Extracted data entries:
_ _ _ _

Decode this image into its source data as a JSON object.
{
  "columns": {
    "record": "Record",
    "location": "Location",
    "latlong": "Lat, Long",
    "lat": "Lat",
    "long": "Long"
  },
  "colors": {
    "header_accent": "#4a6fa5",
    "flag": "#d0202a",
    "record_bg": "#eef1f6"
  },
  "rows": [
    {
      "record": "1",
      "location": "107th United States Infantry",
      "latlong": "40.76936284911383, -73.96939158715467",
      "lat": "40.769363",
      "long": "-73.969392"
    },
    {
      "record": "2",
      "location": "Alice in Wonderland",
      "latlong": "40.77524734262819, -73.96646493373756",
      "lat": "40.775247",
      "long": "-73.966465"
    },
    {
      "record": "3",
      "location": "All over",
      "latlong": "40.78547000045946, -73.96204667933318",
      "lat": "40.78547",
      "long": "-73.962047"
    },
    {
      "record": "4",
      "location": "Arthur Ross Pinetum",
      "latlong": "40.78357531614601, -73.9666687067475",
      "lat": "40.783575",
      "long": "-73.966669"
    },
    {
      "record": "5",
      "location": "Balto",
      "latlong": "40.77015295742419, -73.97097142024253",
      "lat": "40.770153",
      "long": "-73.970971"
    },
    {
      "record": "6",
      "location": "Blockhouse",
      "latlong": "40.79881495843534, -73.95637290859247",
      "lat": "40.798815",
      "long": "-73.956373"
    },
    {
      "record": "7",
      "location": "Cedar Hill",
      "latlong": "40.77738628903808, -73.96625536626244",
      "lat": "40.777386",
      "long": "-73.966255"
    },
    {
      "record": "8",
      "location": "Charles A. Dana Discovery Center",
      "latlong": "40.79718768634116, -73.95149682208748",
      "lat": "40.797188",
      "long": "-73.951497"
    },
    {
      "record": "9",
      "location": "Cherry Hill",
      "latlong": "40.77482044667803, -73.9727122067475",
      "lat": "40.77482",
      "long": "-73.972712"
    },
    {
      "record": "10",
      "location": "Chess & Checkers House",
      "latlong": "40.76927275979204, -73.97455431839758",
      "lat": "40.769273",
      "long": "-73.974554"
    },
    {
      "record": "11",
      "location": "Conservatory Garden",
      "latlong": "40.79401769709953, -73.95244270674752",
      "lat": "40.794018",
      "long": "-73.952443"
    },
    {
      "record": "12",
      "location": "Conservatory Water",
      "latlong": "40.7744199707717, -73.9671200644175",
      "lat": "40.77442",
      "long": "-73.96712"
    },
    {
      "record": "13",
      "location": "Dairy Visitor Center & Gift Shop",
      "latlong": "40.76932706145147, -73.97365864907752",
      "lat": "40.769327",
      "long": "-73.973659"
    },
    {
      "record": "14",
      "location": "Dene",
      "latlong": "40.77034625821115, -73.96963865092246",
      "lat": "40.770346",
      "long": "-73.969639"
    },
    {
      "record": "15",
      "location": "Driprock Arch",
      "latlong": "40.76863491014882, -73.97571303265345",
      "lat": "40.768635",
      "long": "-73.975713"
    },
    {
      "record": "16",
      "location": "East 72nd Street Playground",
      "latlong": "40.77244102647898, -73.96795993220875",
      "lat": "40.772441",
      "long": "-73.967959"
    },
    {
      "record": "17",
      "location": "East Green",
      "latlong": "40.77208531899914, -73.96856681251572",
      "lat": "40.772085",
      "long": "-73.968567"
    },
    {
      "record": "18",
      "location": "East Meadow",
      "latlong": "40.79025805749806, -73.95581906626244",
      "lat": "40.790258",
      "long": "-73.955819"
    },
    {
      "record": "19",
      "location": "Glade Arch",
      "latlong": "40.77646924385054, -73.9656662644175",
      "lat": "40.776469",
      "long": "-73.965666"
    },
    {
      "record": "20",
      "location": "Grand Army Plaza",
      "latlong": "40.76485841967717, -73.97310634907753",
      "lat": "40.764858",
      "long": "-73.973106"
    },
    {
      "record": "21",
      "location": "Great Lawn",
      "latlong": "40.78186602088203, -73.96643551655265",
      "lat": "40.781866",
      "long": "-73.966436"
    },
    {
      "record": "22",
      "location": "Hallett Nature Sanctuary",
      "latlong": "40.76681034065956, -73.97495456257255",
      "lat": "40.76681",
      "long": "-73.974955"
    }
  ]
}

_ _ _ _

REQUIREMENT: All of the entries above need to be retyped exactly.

EXERCISE RESULT:
Decode this image into its source data as a JSON object.
{
  "columns": {
    "record": "Record",
    "location": "Location",
    "latlong": "Lat, Long",
    "lat": "Lat",
    "long": "Long"
  },
  "colors": {
    "header_accent": "#4a6fa5",
    "flag": "#d0202a",
    "record_bg": "#eef1f6"
  },
  "rows": [
    {
      "record": "1",
      "location": "107th United States Infantry",
      "latlong": "40.76936284911383, -73.96939158715467",
      "lat": "40.769363",
      "long": "-73.969392"
    },
    {
      "record": "2",
      "location": "Alice in Wonderland",
      "latlong": "40.77524734262819, -73.96646493373756",
      "lat": "40.775247",
      "long": "-73.966465"
    },
    {
      "record": "3",
      "location": "All over",
      "latlong": "40.78547000045946, -73.96204667933318",
      "lat": "40.78547",
      "long": "-73.962047"
    },
    {
      "record": "4",
      "location": "Arthur Ross Pinetum",
      "latlong": "40.78357531614601, -73.9666687067475",
      "lat": "40.783575",
      "long": "-73.966669"
    },
    {
      "record": "5",
      "location": "Balto",
      "latlong": "40.77015295742419, -73.97097142024253",
      "lat": "40.770153",
      "long": "-73.970971"
    },
    {
      "record": "6",
      "location": "Blockhouse",
      "latlong": "40.79881495843534, -73.95637290859247",
      "lat": "40.798815",
      "long": "-73.956373"
    },
    {
      "record": "7",
      "location": "Cedar Hill",
      "latlong": "40.77738628903808, -73.96625536626244",
      "lat": "40.777386",
      "long": "-73.966255"
    },
    {
      "record": "8",
      "location": "Charles A. Dana Discovery Center",
      "latlong": "40.79718768634116, -73.95149682208748",
      "lat": "40.797188",
      "long": "-73.951497"
    },
    {
      "record": "9",
      "location": "Cherry Hill",
      "latlong": "40.77482044667803, -73.9727122067475",
      "lat": "40.77482",
      "long": "-73.972712"
    },
    {
      "record": "10",
      "location": "Chess & Checkers House",
      "latlong": "40.76927275979204, -73.97455431839758",
      "lat": "40.769273",
      "long": "-73.974554"
    },
    {
      "record": "11",
      "location": "Conservatory Garden",
      "latlong": "40.79401769709953, -73.95244270674752",
      "lat": "40.794018",
      "long": "-73.952443"
    },
    {
      "record": "12",
      "location": "Conservatory Water",
      "latlong": "40.7744199707717, -73.9671200644175",
      "lat": "40.77442",
      "long": "-73.96712"
    },
    {
      "record": "13",
      "location": "Dairy Visitor Center & Gift Shop",
      "latlong": "40.76932706145147, -73.97365864907752",
      "lat": "40.769327",
      "long": "-73.973659"
    },
    {
      "record": "14",
      "location": "Dene",
      "latlong": "40.77034625821115, -73.96963865092246",
      "lat": "40.770346",
      "long": "-73.969639"
    },
    {
      "record": "15",
      "location": "Driprock Arch",
      "latlong": "40.76863491014882, -73.97571303265345",
      "lat": "40.768635",
      "long": "-73.975713"
    },
    {
      "record": "16",
      "location": "East 72nd Street Playground",
      "latlong": "40.77244102647898, -73.96795993220875",
      "lat": "40.772441",
      "long": "-73.967959"
    },
    {
      "record": "17",
      "location": "East Green",
      "latlong": "40.77208531899914, -73.96856681251572",
      "lat": "40.772085",
      "long": "-73.968567"
    },
    {
      "record": "18",
      "location": "East Meadow",
      "latlong": "40.79025805749806, -73.95581906626244",
      "lat": "40.790258",
      "long": "-73.955819"
    },
    {
      "record": "19",
      "location": "Glade Arch",
      "latlong": "40.77646924385054, -73.9656662644175",
      "lat": "40.776469",
      "long": "-73.965666"
    },
    {
      "record": "20",
      "location": "Grand Army Plaza",
      "latlong": "40.76485841967717, -73.97310634907753",
      "lat": "40.764858",
      "long": "-73.973106"
    },
    {
      "record": "21",
      "location": "Great Lawn",
      "latlong": "40.78186602088203, -73.96643551655265",
      "lat": "40.781866",
      "long": "-73.966436"
    },
    {
      "record": "22",
      "location": "Hallett Nature Sanctuary",
      "latlong": "40.76681034065956, -73.97495456257255",
      "lat": "40.76681",
      "long": "-73.974955"
    }
  ]
}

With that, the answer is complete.